I always felt different when I was a kid, the one who didn’t fit in. And even into adulthood, come to think of it. The one whose clothes weren’t quite right, not like everyone else was wearing; the one who didn’t hang with the gang, didn’t like the same stuff as everyone else, couldn’t make small talk about the things that everyone else talked about, couldn’t make small talk at all, had no nous, no savoir faire.
But I wasn’t the kind of different that had everyone looking at me. I was the kind of different that rendered me invisible, unnoticed, passed over. I would pipe up to finally contribute something to a conversation, and it would be as if I had not spoken. Yes, I know I have a soft voice, but not that soft: not so soft that no-one thinks I’ve said a word. But that’s how everyone reacted — with a total lack of reaction, as if I didn’t exist. It wasn’t as if they did it pointedly to be nasty; they just genuinely didn’t notice me. I didn’t register.
When did I get over that? Somewhere in my twenties. There were individuals who noticed me, and I did have friends, but we were the outsiders, the weird ones, the daggy ones.
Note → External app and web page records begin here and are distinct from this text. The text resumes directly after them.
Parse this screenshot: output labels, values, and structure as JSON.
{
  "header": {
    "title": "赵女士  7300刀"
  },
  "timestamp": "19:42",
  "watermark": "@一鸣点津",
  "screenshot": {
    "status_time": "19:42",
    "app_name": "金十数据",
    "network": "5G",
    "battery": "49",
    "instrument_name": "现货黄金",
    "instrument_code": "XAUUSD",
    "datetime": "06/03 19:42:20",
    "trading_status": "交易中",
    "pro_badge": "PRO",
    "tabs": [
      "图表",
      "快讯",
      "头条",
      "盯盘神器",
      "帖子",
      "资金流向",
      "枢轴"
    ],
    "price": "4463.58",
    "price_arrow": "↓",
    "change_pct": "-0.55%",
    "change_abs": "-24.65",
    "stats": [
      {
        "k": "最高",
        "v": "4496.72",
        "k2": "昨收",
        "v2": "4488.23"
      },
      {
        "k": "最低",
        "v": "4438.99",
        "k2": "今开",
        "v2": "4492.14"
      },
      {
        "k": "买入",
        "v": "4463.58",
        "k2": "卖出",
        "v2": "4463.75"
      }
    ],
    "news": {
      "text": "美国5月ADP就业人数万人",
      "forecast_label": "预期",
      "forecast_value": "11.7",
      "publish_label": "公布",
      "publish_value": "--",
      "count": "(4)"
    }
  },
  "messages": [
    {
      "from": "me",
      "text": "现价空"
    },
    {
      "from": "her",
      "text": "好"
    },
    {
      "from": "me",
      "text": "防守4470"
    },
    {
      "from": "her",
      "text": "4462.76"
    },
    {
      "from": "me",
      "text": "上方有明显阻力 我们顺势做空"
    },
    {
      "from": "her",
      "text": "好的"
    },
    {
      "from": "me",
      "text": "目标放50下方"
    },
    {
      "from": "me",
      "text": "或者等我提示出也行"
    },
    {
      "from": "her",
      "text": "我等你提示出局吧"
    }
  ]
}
At some point it changed. It was when I decided I didn’t want to be like the rest of them anyway.